Mayor Frazier, Matt Strand talk over controversy of retail poultry sales in commercial district
The two central figures in the great Pelican Rapids chick controversy of April 2018 sipped coffee together April 6; basically concluding that the dispute was not personal, and there were no hard feelings.
“I’d like to see this turn into a collective dialogue on what we should have in town,” said Strand. “What is the common sense way forward.”
The issue over chick sales prompted many comments, around town and around social media–a majority of them generally critical of the city for the ordinance.
“I think kids and families raising chickens together as a healthy food project is five times better than going to the convenience store, filling up your Slurpie and buying candy,” said Scott Richardson, a Pelican businessman, Rapids Brake and Alignment. “It’s much more healthy to go to your backyard and collect eggs.”
Another business owner, Amanda Tweeton, Envy Salon, just down the block from Strand Hardware, said it has been an important lesson for her and the community. Initially, she was supportive of Strand–and posted statements on Facebook. Somewhat tongue in cheek, she also painted her storefront window with a message “Save the Chicks.”
However, she was alarmed at how quickly the dialogue on Facebook turned “blew up” and turned ugly. Soon, there were negative statements attacking the city; personal assaults on the mayor; and exaggerated claims that Pelican is a “dying, anti-business town.”
The personal comments about Mayor Frazier especially bothered her. Within two days, she changed the text on her salon window –stating “Save the Mayor…Be Nice.”
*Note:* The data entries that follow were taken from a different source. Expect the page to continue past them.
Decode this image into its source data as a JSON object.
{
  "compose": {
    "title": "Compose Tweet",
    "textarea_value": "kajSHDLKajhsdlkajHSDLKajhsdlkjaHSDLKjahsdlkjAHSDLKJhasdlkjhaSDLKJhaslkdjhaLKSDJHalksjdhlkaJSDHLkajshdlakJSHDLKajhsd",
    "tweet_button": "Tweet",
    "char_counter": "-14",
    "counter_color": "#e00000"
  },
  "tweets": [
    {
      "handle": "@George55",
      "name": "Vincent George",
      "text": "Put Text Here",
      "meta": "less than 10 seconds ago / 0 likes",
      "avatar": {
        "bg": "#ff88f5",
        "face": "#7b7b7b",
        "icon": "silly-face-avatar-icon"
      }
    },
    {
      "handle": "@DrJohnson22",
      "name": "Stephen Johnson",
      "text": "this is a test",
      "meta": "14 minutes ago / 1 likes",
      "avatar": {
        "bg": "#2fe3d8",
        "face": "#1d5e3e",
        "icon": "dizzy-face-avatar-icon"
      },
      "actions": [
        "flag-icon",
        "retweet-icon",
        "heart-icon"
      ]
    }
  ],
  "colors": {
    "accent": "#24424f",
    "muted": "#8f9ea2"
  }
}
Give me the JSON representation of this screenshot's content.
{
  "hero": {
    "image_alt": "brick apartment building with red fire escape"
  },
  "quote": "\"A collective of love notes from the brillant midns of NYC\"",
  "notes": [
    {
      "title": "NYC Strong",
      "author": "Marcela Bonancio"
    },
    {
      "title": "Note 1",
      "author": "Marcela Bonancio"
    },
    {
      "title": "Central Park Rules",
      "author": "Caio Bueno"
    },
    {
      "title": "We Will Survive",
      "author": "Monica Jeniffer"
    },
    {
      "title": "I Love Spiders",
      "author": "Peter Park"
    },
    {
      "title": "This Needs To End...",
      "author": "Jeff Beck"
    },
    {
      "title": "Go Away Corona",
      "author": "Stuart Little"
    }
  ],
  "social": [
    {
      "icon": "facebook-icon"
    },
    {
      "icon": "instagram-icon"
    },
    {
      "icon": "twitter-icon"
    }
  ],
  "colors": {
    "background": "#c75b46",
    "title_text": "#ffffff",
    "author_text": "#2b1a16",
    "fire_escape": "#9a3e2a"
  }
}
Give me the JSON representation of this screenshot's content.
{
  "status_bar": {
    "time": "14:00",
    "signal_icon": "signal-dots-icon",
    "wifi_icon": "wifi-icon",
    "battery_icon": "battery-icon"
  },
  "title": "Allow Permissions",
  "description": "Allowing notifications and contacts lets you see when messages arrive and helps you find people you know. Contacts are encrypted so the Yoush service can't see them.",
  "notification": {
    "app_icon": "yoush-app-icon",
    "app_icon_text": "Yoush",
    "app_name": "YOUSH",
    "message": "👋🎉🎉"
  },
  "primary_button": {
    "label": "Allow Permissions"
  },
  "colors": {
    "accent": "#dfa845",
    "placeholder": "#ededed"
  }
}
“This has been a learning experience for all of us–at the expense of the mayor,” said Amanda. “Unfortunately,” she added, “people tend to hide behind their computer screens and their cellphones…They are comfortable making accusations when their hiding behind a screen. If they have an opinion, they should tell them in person.”
Now, she is striving to act as a “peacekeeper,” and has brought a calming effect to the ongoing debate.
“We want new ideas for the community, and I thought selling the chicks was a great thing. We have some struggles, like most small towns, but we need to be open to new things,” said Tweeton.
Livestock, poultry restrictions in Pelican city ordinances date to 1990s; references to poultry, chickens in Pelican Press date back a century
A review of the Pelican Rapids city council and planning commission minutes indicates that restrictions on livestock, including poultry, have been on the books since at least the early 1990s.
The topic surfaced again in 2013, when the city council reaffirmed that “chickens and other fowl be added to the list of animals not permitted in city limits.”
The 2013 poultry discussion evidently stemmed, at least in part, from neighborhood complaints over backyard chickens and roosters crowing in the early morning.
The Pelican Rapids Press reported in October of 2013: “Crowing roosters at daybreak may be a charming, nostalgic morning overture in the rural countryside–but not necessarily when you’re a resident in a developed residential area.” The council added language that “prohibited chickens, ducks, geese and other fowl in city limits…by unanimous vote.”
Two of the five current council members were not on the council in 2013, Steve Strand and CJ Holl; nor was Mayor Brent Frazier.
The present ordinance allows “transit” of “farm animals” in and through town. Consequently, the shipping of chicks via the Pelican Rapids Post Office is not a violation.
The ordinance does not contain language specifically restricting the “sale” of poultry and farm animals-–but does specify that it is unlawful to “keep or harbor” farm animals, with exceptions that include transit; animals as part of a show; used in a parade; or are receiving treatment at a
Looking back into the files of the Pelican Rapids Press, contributing writer Brenda Brand found a few references to poultry, spanning 100 years.
In 1918, the newspaper published an article stating that “backyard flocks should not be large, not more than eight to 15 hens…Also, do not allow your chicks to bother your neighbor.”
In 1943, the Pelican Rapids Creamery hatchery was “doing a thriving business…So far this spring, 89,000 chicks have been distributed among the farmers, this amount being 25,000 more than were distributed last year.”
In 1968, a for sale advertisement in the Press stated “Old hens done laying. Call evenings only.”
In 1993, customers were reminded to pick up their chickens at Mildred Peterson’s.
Other Pelican “oldtimers” recall loading up crates of poultry on rail cars at the brick warehouse, north of the present Farmers Elevator.